Study finds Salmonella in one-third of the EU’s egg producers.” Food Production Daily 16 June 2006.
Tenpenny, Sherri J. FOWL! Bird Flu: It’s Not What You Think. NMA Media Press, 2006.
Todd, John. What 2007 has in store. Egg Industry Jan 2007: 1-5.
UN News Centre. UN task forces battle misconception of avian flu, mount Indonesian campaign 24 Oct 2005.
UPC (a). It isn’t just one Mad Cow: assume no animal products are safe. www.upc-online.org/health/11404notsafe.htm.
UPC (b). Mass depopulation of poultry as a disease control method 11 July 2006.
UPC (c). Chicken for dinner: it’s enough to make you sick.
UPC (d). Intensive poultry production: fouling the environment. www.upc-online.org/fouling.html.
UPC (e). Live markets and auctions. www.upc-online.org/livemarkets/.
VHS (Vancouver Humane Society). Parliamentary committee hears horror stories of inhumane avian flu cull. Press Release 19 Jan 2005.
Von Hoffman, Nicholas. Avian flu over the cuckoo’s nest. The Nation 28 March 2006.
Watt, Emily. Scientists urge ban on sales of fresh chicken. Sunday Star-Times 9 July 2006.
Zamiska, Nicholas. FDA proposes rule causing farms to cut salmonella in eggs. The Wall Street Journal 21 Sept 2004.
Live bird market in Los Angeles
Live bird markets are linked to frequent avian influenza outbreaks in the U.S. (In Asia, these disease-ridden shops which slaughter birds on site are called “wet” markets.) Each year, New York and New Jersey markets alone sell more than 80 million chickens and other birds brought in from places no one keeps track of. Many of these birds are visibly sick, as can be seen in
Inside a Live Poultry Market, a DVD/VHS tape of a New York City bird market produced by United Poultry Concerns. Although live markets are considered “time bombs” with respect to bird flu, the U.S. Department of Agriculture and its state agency counterparts refuse to shut them down and pay mere lip service to regulating them (Henderson; UPC [b; e]).

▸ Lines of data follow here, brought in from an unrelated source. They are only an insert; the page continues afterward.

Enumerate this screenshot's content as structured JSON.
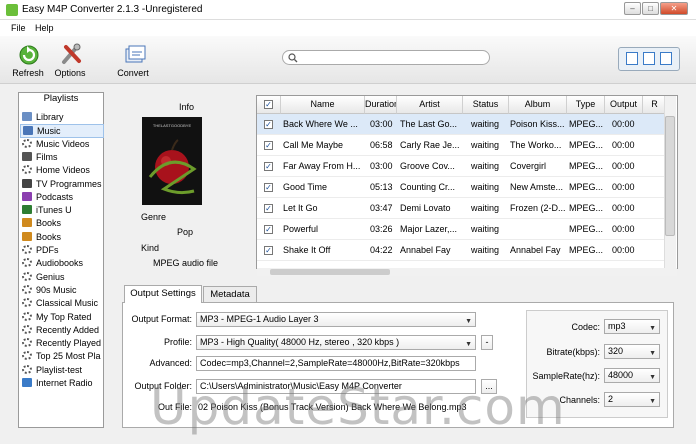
{
  "window": {
    "title": "Easy M4P Converter 2.1.3 -Unregistered"
  },
  "menu": {
    "items": [
      "File",
      "Help"
    ]
  },
  "toolbar": {
    "refresh": "Refresh",
    "options": "Options",
    "convert": "Convert"
  },
  "search": {
    "placeholder": ""
  },
  "sidebar": {
    "header": "Playlists",
    "items": [
      {
        "label": "Library",
        "icon": "library-icon"
      },
      {
        "label": "Music",
        "icon": "music-note-icon",
        "selected": true
      },
      {
        "label": "Music Videos",
        "icon": "gear-icon"
      },
      {
        "label": "Films",
        "icon": "film-icon"
      },
      {
        "label": "Home Videos",
        "icon": "gear-icon"
      },
      {
        "label": "TV Programmes",
        "icon": "tv-icon"
      },
      {
        "label": "Podcasts",
        "icon": "podcast-icon"
      },
      {
        "label": "iTunes U",
        "icon": "itunes-u-icon"
      },
      {
        "label": "Books",
        "icon": "book-icon"
      },
      {
        "label": "Books",
        "icon": "book-icon"
      },
      {
        "label": "PDFs",
        "icon": "gear-icon"
      },
      {
        "label": "Audiobooks",
        "icon": "gear-icon"
      },
      {
        "label": "Genius",
        "icon": "gear-icon"
      },
      {
        "label": "90s Music",
        "icon": "gear-icon"
      },
      {
        "label": "Classical Music",
        "icon": "gear-icon"
      },
      {
        "label": "My Top Rated",
        "icon": "gear-icon"
      },
      {
        "label": "Recently Added",
        "icon": "gear-icon"
      },
      {
        "label": "Recently Played",
        "icon": "gear-icon"
      },
      {
        "label": "Top 25 Most Pla",
        "icon": "gear-icon"
      },
      {
        "label": "Playlist-test",
        "icon": "gear-icon"
      },
      {
        "label": "Internet Radio",
        "icon": "radio-icon"
      }
    ]
  },
  "info": {
    "header": "Info",
    "genre_label": "Genre",
    "genre_value": "Pop",
    "kind_label": "Kind",
    "kind_value": "MPEG audio file"
  },
  "table": {
    "columns": [
      "Name",
      "Duration",
      "Artist",
      "Status",
      "Album",
      "Type",
      "Output",
      "R"
    ],
    "rows": [
      {
        "name": "Back Where We ...",
        "duration": "03:00",
        "artist": "The Last Go...",
        "status": "waiting",
        "album": "Poison Kiss...",
        "type": "MPEG...",
        "output": "00:00",
        "selected": true
      },
      {
        "name": "Call Me Maybe",
        "duration": "06:58",
        "artist": "Carly Rae Je...",
        "status": "waiting",
        "album": "The Worko...",
        "type": "MPEG...",
        "output": "00:00"
      },
      {
        "name": "Far Away From H...",
        "duration": "03:00",
        "artist": "Groove Cov...",
        "status": "waiting",
        "album": "Covergirl",
        "type": "MPEG...",
        "output": "00:00"
      },
      {
        "name": "Good Time",
        "duration": "05:13",
        "artist": "Counting Cr...",
        "status": "waiting",
        "album": "New Amste...",
        "type": "MPEG...",
        "output": "00:00"
      },
      {
        "name": "Let It Go",
        "duration": "03:47",
        "artist": "Demi Lovato",
        "status": "waiting",
        "album": "Frozen (2-D...",
        "type": "MPEG...",
        "output": "00:00"
      },
      {
        "name": "Powerful",
        "duration": "03:26",
        "artist": "Major Lazer,...",
        "status": "waiting",
        "album": "",
        "type": "MPEG...",
        "output": "00:00"
      },
      {
        "name": "Shake It Off",
        "duration": "04:22",
        "artist": "Annabel Fay",
        "status": "waiting",
        "album": "Annabel Fay",
        "type": "MPEG...",
        "output": "00:00"
      }
    ]
  },
  "tabs": {
    "output_settings": "Output Settings",
    "metadata": "Metadata"
  },
  "settings": {
    "output_format_label": "Output Format:",
    "output_format_value": "MP3 - MPEG-1 Audio Layer 3",
    "profile_label": "Profile:",
    "profile_value": "MP3 - High Quality( 48000 Hz, stereo , 320 kbps  )",
    "profile_btn": "-",
    "advanced_label": "Advanced:",
    "advanced_value": "Codec=mp3,Channel=2,SampleRate=48000Hz,BitRate=320kbps",
    "output_folder_label": "Output Folder:",
    "output_folder_value": "C:\\Users\\Administrator\\Music\\Easy M4P Converter",
    "output_folder_btn": "...",
    "output_file_label": "Out File:",
    "output_file_value": "02 Poison Kiss (Bonus Track Version) Back Where We Belong.mp3",
    "codec_label": "Codec:",
    "codec_value": "mp3",
    "bitrate_label": "Bitrate(kbps):",
    "bitrate_value": "320",
    "samplerate_label": "SampleRate(hz):",
    "samplerate_value": "48000",
    "channels_label": "Channels:",
    "channels_value": "2"
  },
  "watermark": "UpdateStar.com",
  "colors": {
    "accent": "#3a7bc8",
    "selected_row": "#dce9f8"
  }
}
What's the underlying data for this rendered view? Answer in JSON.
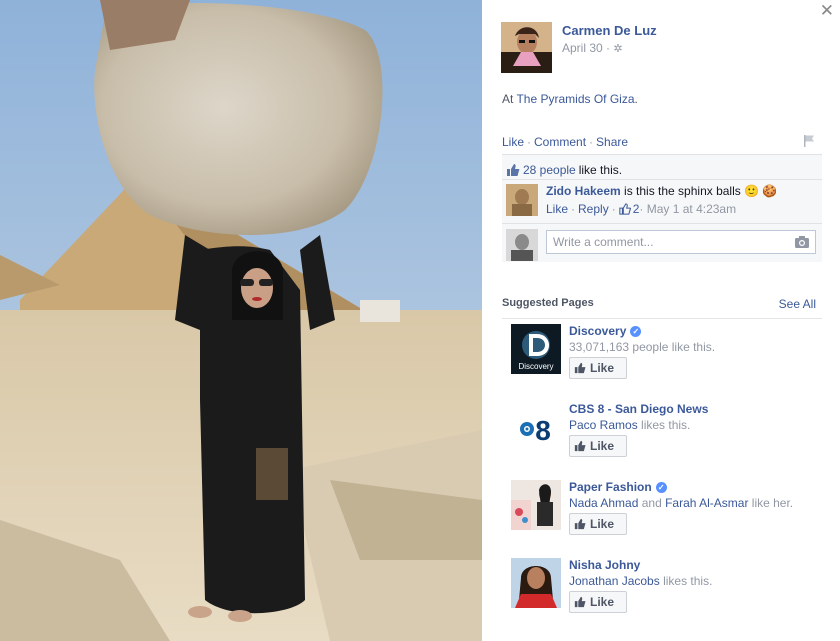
{
  "post": {
    "author": "Carmen De Luz",
    "date": "April 30 ·",
    "gear_icon": "gear-icon",
    "location_prefix": "At ",
    "location": "The Pyramids Of Giza",
    "location_suffix": "."
  },
  "actions": {
    "like": "Like",
    "comment": "Comment",
    "share": "Share",
    "separator": "·"
  },
  "likes": {
    "link": "28 people",
    "suffix": "like this."
  },
  "comment": {
    "author": "Zido Hakeem",
    "text": " is this the sphinx balls 🙂 🍪",
    "like": "Like",
    "reply": "Reply",
    "like_count": "2",
    "time": " · May 1 at 4:23am"
  },
  "compose": {
    "placeholder": "Write a comment..."
  },
  "suggested": {
    "title": "Suggested Pages",
    "see_all": "See All",
    "like_label": "Like",
    "items": [
      {
        "name": "Discovery",
        "verified": true,
        "sub_plain": "33,071,163 people like this.",
        "thumb_text": "Discovery"
      },
      {
        "name": "CBS 8 - San Diego News",
        "verified": false,
        "friend1": "Paco Ramos",
        "sub_plain": " likes this."
      },
      {
        "name": "Paper Fashion",
        "verified": true,
        "friend1": "Nada Ahmad",
        "and": " and ",
        "friend2": "Farah Al-Asmar",
        "sub_plain": " like her."
      },
      {
        "name": "Nisha Johny",
        "verified": false,
        "friend1": "Jonathan Jacobs",
        "sub_plain": " likes this."
      }
    ]
  },
  "colors": {
    "link": "#3b5998",
    "muted": "#9197a3",
    "verified": "#5890ff"
  }
}
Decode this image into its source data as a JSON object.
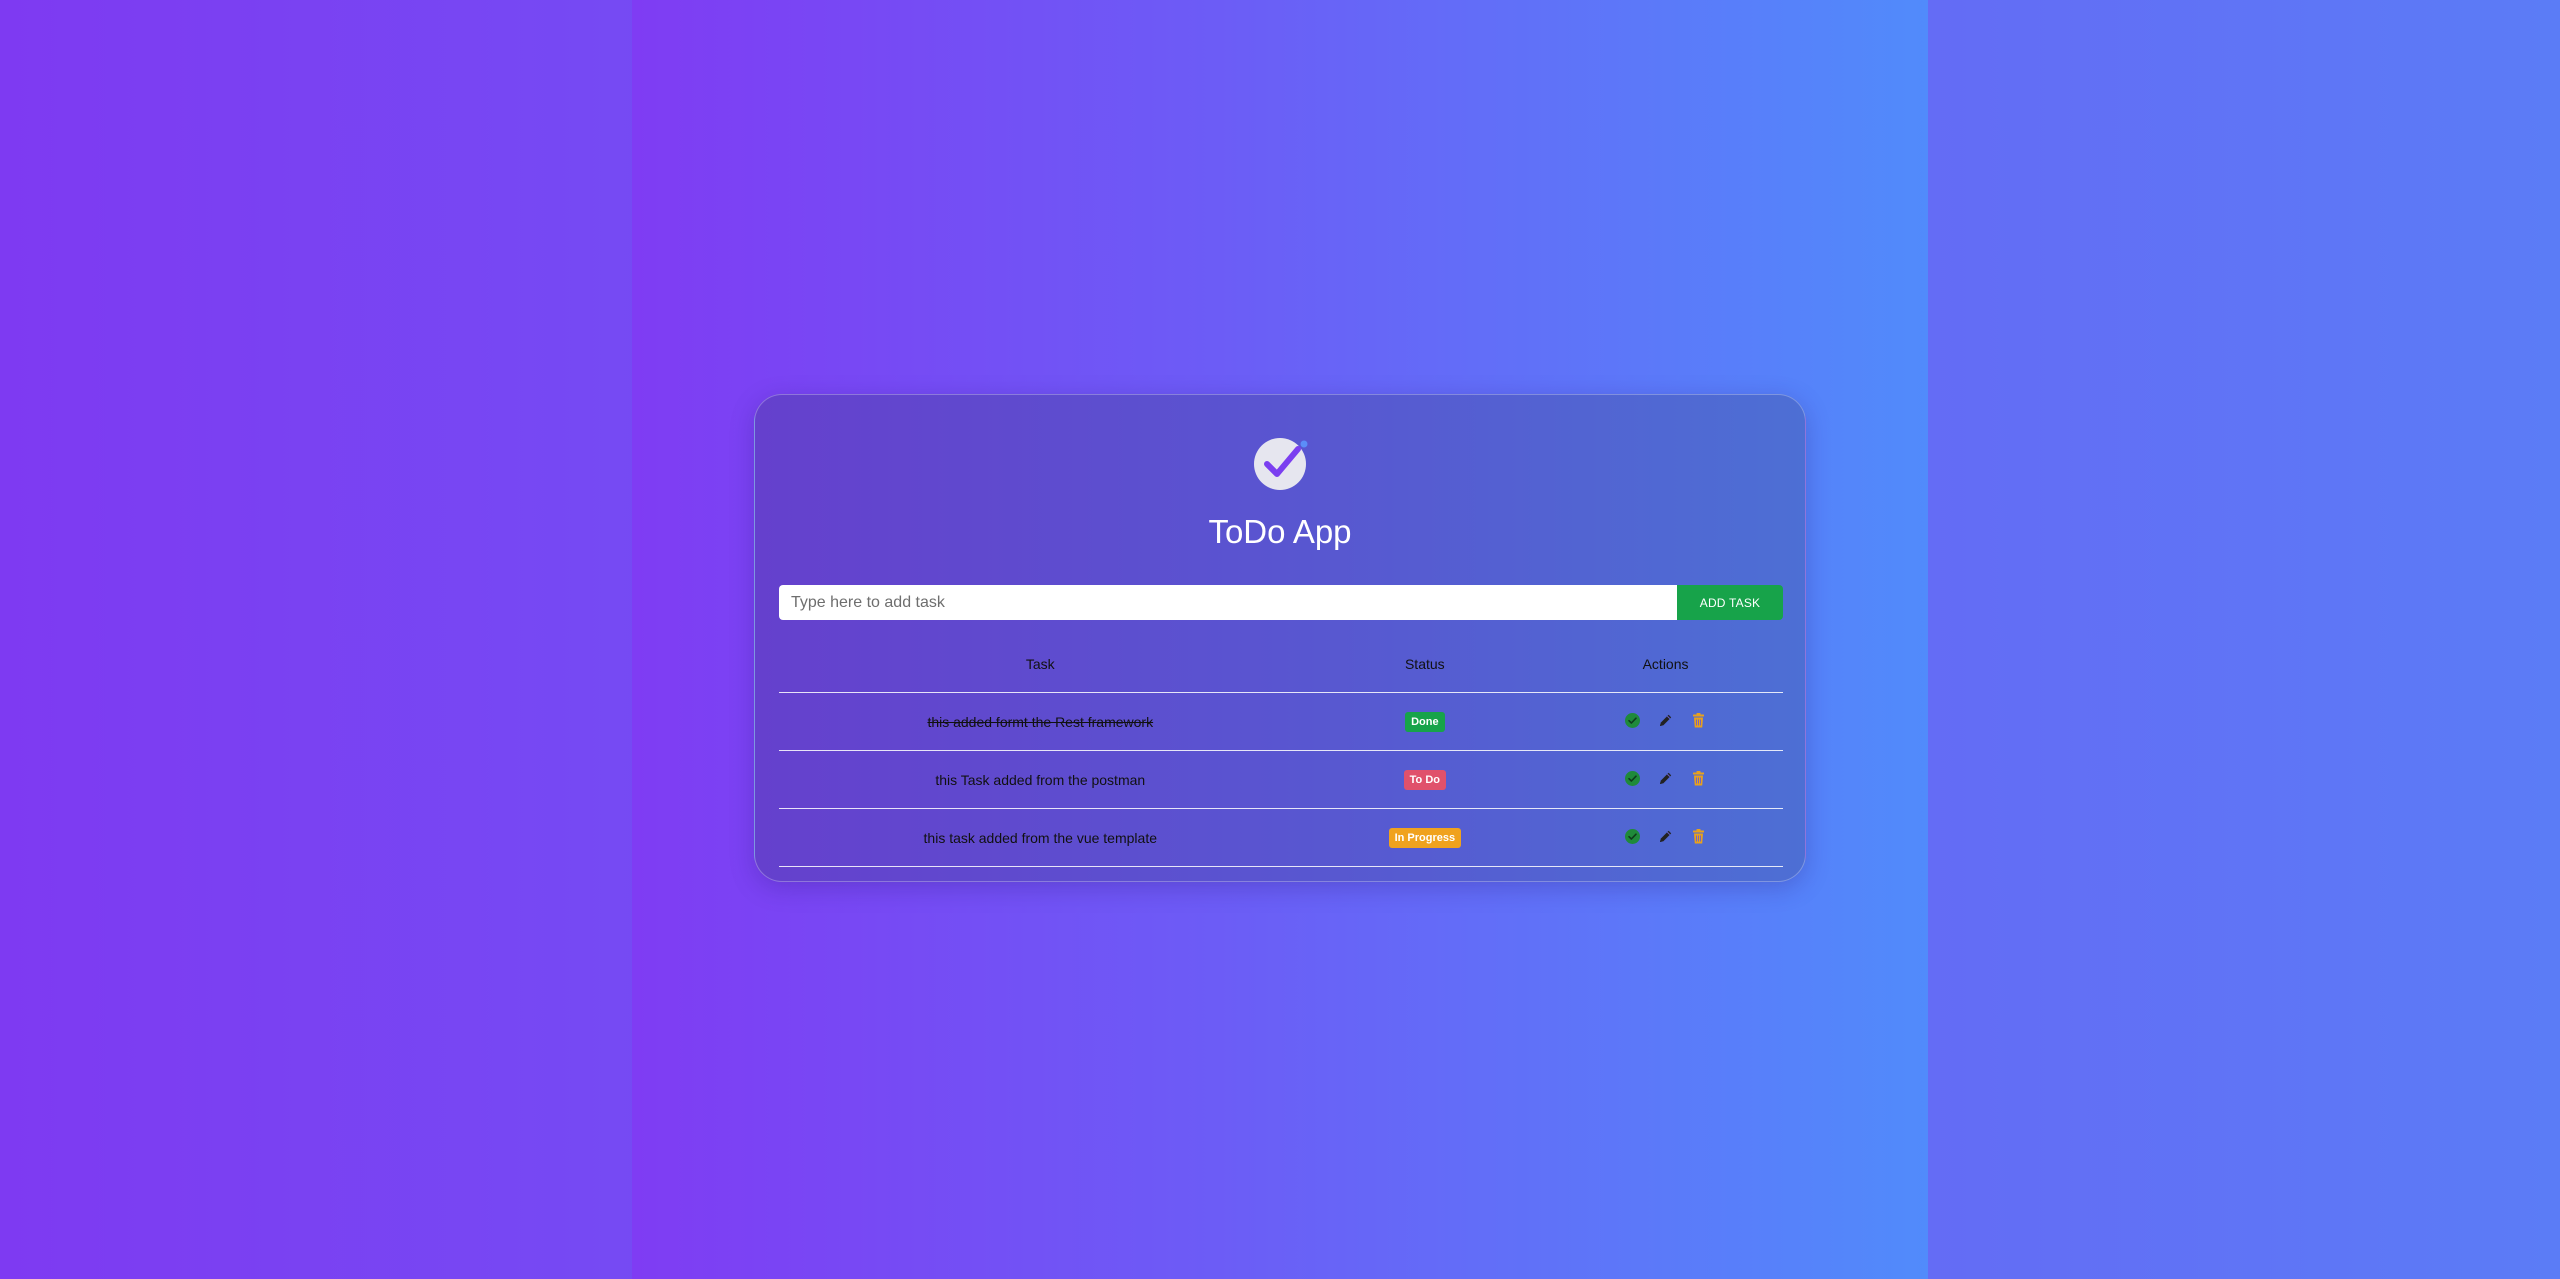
{
  "app": {
    "title": "ToDo App"
  },
  "add_task": {
    "placeholder": "Type here to add task",
    "button_label": "ADD TASK"
  },
  "table": {
    "headers": {
      "task": "Task",
      "status": "Status",
      "actions": "Actions"
    },
    "rows": [
      {
        "task": "this added formt the Rest framework",
        "status": "Done",
        "status_color": "#17a34a",
        "completed": true
      },
      {
        "task": "this Task added from the postman",
        "status": "To Do",
        "status_color": "#e0516b",
        "completed": false
      },
      {
        "task": "this task added from the vue template",
        "status": "In Progress",
        "status_color": "#f0a21e",
        "completed": false
      }
    ],
    "row_actions": [
      "check-circle-icon",
      "pencil-icon",
      "trash-icon"
    ]
  },
  "colors": {
    "accent_green": "#17a34a",
    "action_check": "#1f8a3a",
    "action_edit": "#222222",
    "action_delete": "#e8a21c"
  }
}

United Poultry Concerns
PO Box 150 Machipongo, Virginia USA
United Poultry Concerns is a nonprofit organization that promotes the compassionate and respectful treatment of domestic fowl.